By Carolynne Keenan, Contributing Writer
In the beginning weeks of summer, Recreation and Welfare (R&W) Club Frederick members experienced a once-in-a-lifetime activity: an archaeological dig in Walkersville, alongside Charlie Hall, Ph.D., Maryland state terrestrial archaeologist.
The dig took place over several days at the end of May and beginning of June. Dig participants could volunteer to work either half a day or the full day digging up the historical past at the site. Participants included R&W Club Frederick members as well as other volunteers from all over the state.
“It was a spectacular field session,” said Hall, adding that well over 150 volunteers contributed almost 500 work days, with as many as 64 volunteers on the site in one day.
Susie Culler, treasurer of the R&W Club Frederick, coordinated the dig for club members, which took place on her parents’ farm in Walkersville, off Biggs Ford Road.
Twenty-four volunteers represented R&W Club Frederick, and they joined participants who came from as far away as the Adirondack Mountains, in upstate New York.
Pre-dig Lecture Helped Volunteers Understand Site History
In early May, volunteers attended a lunchtime gathering at the Scientific Library, during which Hall explained the history of the archaeological dig site. The Walkersville site, he said, was once occupied by Native Americans known as the Woodland Indians or peoples of the Montgomery Complex (1000–1450 AD) and the Keyser Complex (1300–1500 AD).
Volunteers then applied knowledge learned from Hall’s talk at the dig site in the early summer, joining Hall and other professional archaeologists. They found many artifacts using shaker screens to sift through the soil. Some of the items included quartz sherds, potsherd (or pieces of pottery), fire-cracked rock, a portion of a tobacco pipe (thought to be from Ohio-based tribes), and elk bone fragments, as well as trade beads, which were often used as currency in exchange for goods or services. One of the beads was found entirely intact; the beads are likely products of Italy, Hall explained.
Participants and archaeologists made a huge discovery, one Hall had hoped to find in the location: remnants of palisades that outlined the boundaries of a village on the property.
“We were able to excavate twenty-five 2x2-meter units … including ‘the great pot lift’ and the discovery of a nearly complete deer antler rack on the last day,” Hall said.
The “great pot lift” refers to a pottery bowl that was found nearly intact during the dig. Hall and fellow archaeologists, with the help of volunteers, carefully excavated the bowl and sent it out for further analysis. Carbon dating techniques will be used to determine the age of the bowl.

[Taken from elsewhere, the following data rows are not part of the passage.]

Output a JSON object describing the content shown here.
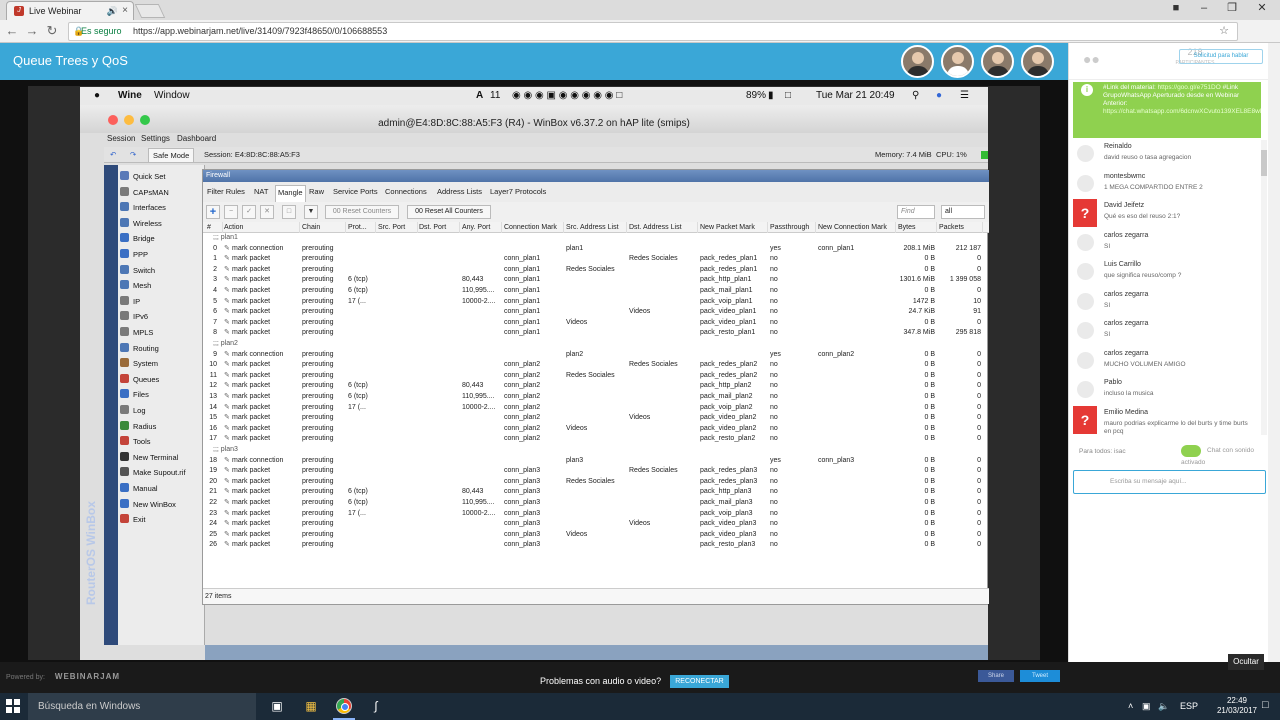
{
  "browser": {
    "tab_title": "Live Webinar",
    "secure_label": "Es seguro",
    "url": "https://app.webinarjam.net/live/31409/7923f48650/0/106688553"
  },
  "webinar": {
    "title": "Queue Trees y QoS"
  },
  "mac": {
    "apple": "",
    "app": "Wine",
    "menu_window": "Window",
    "badge_num": "11",
    "battery": "89%",
    "datetime": "Tue Mar 21  20:49"
  },
  "winbox": {
    "window_title": "admin@E4:8D:8C:88:A5:F3 (R4) - WinBox v6.37.2 on hAP lite (smips)",
    "menu": [
      "Session",
      "Settings",
      "Dashboard"
    ],
    "safe_mode": "Safe Mode",
    "session": "Session:  E4:8D:8C:88:A5:F3",
    "memory": "Memory: 7.4 MiB",
    "cpu": "CPU: 1%",
    "brand": "RouterOS WinBox",
    "sidebar": [
      "Quick Set",
      "CAPsMAN",
      "Interfaces",
      "Wireless",
      "Bridge",
      "PPP",
      "Switch",
      "Mesh",
      "IP",
      "IPv6",
      "MPLS",
      "Routing",
      "System",
      "Queues",
      "Files",
      "Log",
      "Radius",
      "Tools",
      "New Terminal",
      "Make Supout.rif",
      "Manual",
      "New WinBox",
      "Exit"
    ],
    "panel_title": "Firewall",
    "tabs": [
      "Filter Rules",
      "NAT",
      "Mangle",
      "Raw",
      "Service Ports",
      "Connections",
      "Address Lists",
      "Layer7 Protocols"
    ],
    "reset_counters": "00  Reset Counters",
    "reset_all": "00  Reset All Counters",
    "find_placeholder": "Find",
    "filter_value": "all",
    "columns": [
      "#",
      "Action",
      "Chain",
      "Prot...",
      "Src. Port",
      "Dst. Port",
      "Any. Port",
      "Connection Mark",
      "Src. Address List",
      "Dst. Address List",
      "New Packet Mark",
      "Passthrough",
      "New Connection Mark",
      "Bytes",
      "Packets"
    ],
    "rows": [
      {
        "g": ";;; plan1"
      },
      {
        "c": [
          "0",
          "mark connection",
          "prerouting",
          "",
          "",
          "",
          "",
          "",
          "plan1",
          "",
          "",
          "yes",
          "conn_plan1",
          "208.1 MiB",
          "212 187"
        ]
      },
      {
        "c": [
          "1",
          "mark packet",
          "prerouting",
          "",
          "",
          "",
          "",
          "conn_plan1",
          "",
          "Redes Sociales",
          "pack_redes_plan1",
          "no",
          "",
          "0 B",
          "0"
        ]
      },
      {
        "c": [
          "2",
          "mark packet",
          "prerouting",
          "",
          "",
          "",
          "",
          "conn_plan1",
          "Redes Sociales",
          "",
          "pack_redes_plan1",
          "no",
          "",
          "0 B",
          "0"
        ]
      },
      {
        "c": [
          "3",
          "mark packet",
          "prerouting",
          "6 (tcp)",
          "",
          "",
          "80,443",
          "conn_plan1",
          "",
          "",
          "pack_http_plan1",
          "no",
          "",
          "1301.6 MiB",
          "1 399 058"
        ]
      },
      {
        "c": [
          "4",
          "mark packet",
          "prerouting",
          "6 (tcp)",
          "",
          "",
          "110,995....",
          "conn_plan1",
          "",
          "",
          "pack_mail_plan1",
          "no",
          "",
          "0 B",
          "0"
        ]
      },
      {
        "c": [
          "5",
          "mark packet",
          "prerouting",
          "17 (...",
          "",
          "",
          "10000-2....",
          "conn_plan1",
          "",
          "",
          "pack_voip_plan1",
          "no",
          "",
          "1472 B",
          "10"
        ]
      },
      {
        "c": [
          "6",
          "mark packet",
          "prerouting",
          "",
          "",
          "",
          "",
          "conn_plan1",
          "",
          "Videos",
          "pack_video_plan1",
          "no",
          "",
          "24.7 KiB",
          "91"
        ]
      },
      {
        "c": [
          "7",
          "mark packet",
          "prerouting",
          "",
          "",
          "",
          "",
          "conn_plan1",
          "Videos",
          "",
          "pack_video_plan1",
          "no",
          "",
          "0 B",
          "0"
        ]
      },
      {
        "c": [
          "8",
          "mark packet",
          "prerouting",
          "",
          "",
          "",
          "",
          "conn_plan1",
          "",
          "",
          "pack_resto_plan1",
          "no",
          "",
          "347.8 MiB",
          "295 818"
        ]
      },
      {
        "g": ";;; plan2"
      },
      {
        "c": [
          "9",
          "mark connection",
          "prerouting",
          "",
          "",
          "",
          "",
          "",
          "plan2",
          "",
          "",
          "yes",
          "conn_plan2",
          "0 B",
          "0"
        ]
      },
      {
        "c": [
          "10",
          "mark packet",
          "prerouting",
          "",
          "",
          "",
          "",
          "conn_plan2",
          "",
          "Redes Sociales",
          "pack_redes_plan2",
          "no",
          "",
          "0 B",
          "0"
        ]
      },
      {
        "c": [
          "11",
          "mark packet",
          "prerouting",
          "",
          "",
          "",
          "",
          "conn_plan2",
          "Redes Sociales",
          "",
          "pack_redes_plan2",
          "no",
          "",
          "0 B",
          "0"
        ]
      },
      {
        "c": [
          "12",
          "mark packet",
          "prerouting",
          "6 (tcp)",
          "",
          "",
          "80,443",
          "conn_plan2",
          "",
          "",
          "pack_http_plan2",
          "no",
          "",
          "0 B",
          "0"
        ]
      },
      {
        "c": [
          "13",
          "mark packet",
          "prerouting",
          "6 (tcp)",
          "",
          "",
          "110,995....",
          "conn_plan2",
          "",
          "",
          "pack_mail_plan2",
          "no",
          "",
          "0 B",
          "0"
        ]
      },
      {
        "c": [
          "14",
          "mark packet",
          "prerouting",
          "17 (...",
          "",
          "",
          "10000-2....",
          "conn_plan2",
          "",
          "",
          "pack_voip_plan2",
          "no",
          "",
          "0 B",
          "0"
        ]
      },
      {
        "c": [
          "15",
          "mark packet",
          "prerouting",
          "",
          "",
          "",
          "",
          "conn_plan2",
          "",
          "Videos",
          "pack_video_plan2",
          "no",
          "",
          "0 B",
          "0"
        ]
      },
      {
        "c": [
          "16",
          "mark packet",
          "prerouting",
          "",
          "",
          "",
          "",
          "conn_plan2",
          "Videos",
          "",
          "pack_video_plan2",
          "no",
          "",
          "0 B",
          "0"
        ]
      },
      {
        "c": [
          "17",
          "mark packet",
          "prerouting",
          "",
          "",
          "",
          "",
          "conn_plan2",
          "",
          "",
          "pack_resto_plan2",
          "no",
          "",
          "0 B",
          "0"
        ]
      },
      {
        "g": ";;; plan3"
      },
      {
        "c": [
          "18",
          "mark connection",
          "prerouting",
          "",
          "",
          "",
          "",
          "",
          "plan3",
          "",
          "",
          "yes",
          "conn_plan3",
          "0 B",
          "0"
        ]
      },
      {
        "c": [
          "19",
          "mark packet",
          "prerouting",
          "",
          "",
          "",
          "",
          "conn_plan3",
          "",
          "Redes Sociales",
          "pack_redes_plan3",
          "no",
          "",
          "0 B",
          "0"
        ]
      },
      {
        "c": [
          "20",
          "mark packet",
          "prerouting",
          "",
          "",
          "",
          "",
          "conn_plan3",
          "Redes Sociales",
          "",
          "pack_redes_plan3",
          "no",
          "",
          "0 B",
          "0"
        ]
      },
      {
        "c": [
          "21",
          "mark packet",
          "prerouting",
          "6 (tcp)",
          "",
          "",
          "80,443",
          "conn_plan3",
          "",
          "",
          "pack_http_plan3",
          "no",
          "",
          "0 B",
          "0"
        ]
      },
      {
        "c": [
          "22",
          "mark packet",
          "prerouting",
          "6 (tcp)",
          "",
          "",
          "110,995....",
          "conn_plan3",
          "",
          "",
          "pack_mail_plan3",
          "no",
          "",
          "0 B",
          "0"
        ]
      },
      {
        "c": [
          "23",
          "mark packet",
          "prerouting",
          "17 (...",
          "",
          "",
          "10000-2....",
          "conn_plan3",
          "",
          "",
          "pack_voip_plan3",
          "no",
          "",
          "0 B",
          "0"
        ]
      },
      {
        "c": [
          "24",
          "mark packet",
          "prerouting",
          "",
          "",
          "",
          "",
          "conn_plan3",
          "",
          "Videos",
          "pack_video_plan3",
          "no",
          "",
          "0 B",
          "0"
        ]
      },
      {
        "c": [
          "25",
          "mark packet",
          "prerouting",
          "",
          "",
          "",
          "",
          "conn_plan3",
          "Videos",
          "",
          "pack_video_plan3",
          "no",
          "",
          "0 B",
          "0"
        ]
      },
      {
        "c": [
          "26",
          "mark packet",
          "prerouting",
          "",
          "",
          "",
          "",
          "conn_plan3",
          "",
          "",
          "pack_resto_plan3",
          "no",
          "",
          "0 B",
          "0"
        ]
      }
    ],
    "items_count": "27 items"
  },
  "chat": {
    "participants_count": "218",
    "participants_label": "PARTICIPANTES",
    "request_speak": "Solicitud para hablar",
    "pinned_text": "#Link del material: ",
    "pinned_link1": "https://goo.gl/e751DO",
    "pinned_text2": " #Link GrupoWhatsApp Aperturado desde en Webinar Anterior: ",
    "pinned_link2": "https://chat.whatsapp.com/6dcnwXCvuto139XEL8E8wl",
    "messages": [
      {
        "name": "Reinaldo",
        "text": "david reuso o tasa agregacion",
        "q": false
      },
      {
        "name": "montesbwmc",
        "text": "1 MEGA COMPARTIDO ENTRE 2",
        "q": false
      },
      {
        "name": "David Jeifetz",
        "text": "Qué es eso del reuso 2:1?",
        "q": true
      },
      {
        "name": "carlos zegarra",
        "text": "SI",
        "q": false
      },
      {
        "name": "Luis Carrillo",
        "text": "que significa reuso/comp ?",
        "q": false
      },
      {
        "name": "carlos zegarra",
        "text": "SI",
        "q": false
      },
      {
        "name": "carlos zegarra",
        "text": "SI",
        "q": false
      },
      {
        "name": "carlos zegarra",
        "text": "MUCHO VOLUMEN AMIGO",
        "q": false
      },
      {
        "name": "Pablo",
        "text": "incluso la musica",
        "q": false
      },
      {
        "name": "Emilio Medina",
        "text": "mauro podrias explicarme lo del burts y time burts en pcq",
        "q": true
      }
    ],
    "for_all": "Para todos: isac",
    "sound": "Chat con sonido activado",
    "input_placeholder": "Escriba su mensaje aquí..."
  },
  "bottom": {
    "powered_by": "Powered by:",
    "brand": "WEBINARJAM",
    "problem_text": "Problemas con audio o video?",
    "reconnect": "RECONECTAR",
    "share": "Share",
    "tweet": "Tweet",
    "hide": "Ocultar"
  },
  "taskbar": {
    "search": "Búsqueda en Windows",
    "lang": "ESP",
    "time": "22:49",
    "date": "21/03/2017"
  }
}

R&W Club Frederick members also learned how to carefully wash and bag the artifacts for preservation. All the artifacts will be studied over the next few years in hopes of gaining additional knowledge around the Montgomery and Keyser Complex periods, Hall explained.
Archaeologists and other professionals provided lunchtime informational lectures throughout the dig to help participants understand the lifestyles of those who occupied this land many years ago.
“The journey was full of richness, not only in the experience of understanding peoples of past generations, but also the new friendships made during the experience,” Culler said.
Hall enjoyed the experience as well. “This field session at the Biggs Ford site was the best I have experienced (out of 14). From the weather to the crew, to the staff, to (and especially including) the site, this field session had it all,” he said.
For more information about the history of the Biggs Ford Road site, go to: http://www.jefpat.org/nehweb/assets/documents/findingaids/18FR14-%20Biggs%20Ford%20Finding%20Aid.htm.
For information on R&W Club Frederick, including how to join, visit: http://ncifrederick.cancer.gov/Staff/RecreationWelfare/Default.aspx.
Olga Nikolaitchik, Ph.D., biologist, HIV Drug Resistance Program, right, with husband, Alex, center, and Charlie Hall, Ph.D., Maryland state terrestrial archaeologist. Photo courtesy of Olga Nikolaitchik.
David Frederick, left, a volunteer, and Troy Nowak, an archaeologist, work on finding artifacts. Photo courtesy of Susie Culler.
Matt McKnight, an archaeologist, excavates an almost-intact pot, in a find that volunteers and Charlie Hall, Ph.D., leader of the dig, referred to as “the great pot lift.” Photo courtesy of Charlie Hall.
Theodore Nikolaitchik, a Werner H. Kirsten student intern at NCI at Frederick, left, and his father, Alex Nikolaitchik, dig for artifacts. Photo courtesy of Olga Nikolaitchik.
Charlie Hall, Ph.D., talks to Billy Crum during the dig. Crum is the son of the landowners on which the dig was conducted. Photo courtesy of Robin Winkler-Pickett.
Volunteers till and prepare a section of land for excavation. Photo courtesy of Robin Winkler-Pickett.
Some of the findings at the archaeological dig included an antler and sherds, or pieces of pottery. Photo courtesy of Charlie Hall.
Volunteers sift soil in search of artifacts. Photo courtesy of Robin Winkler-Pickett.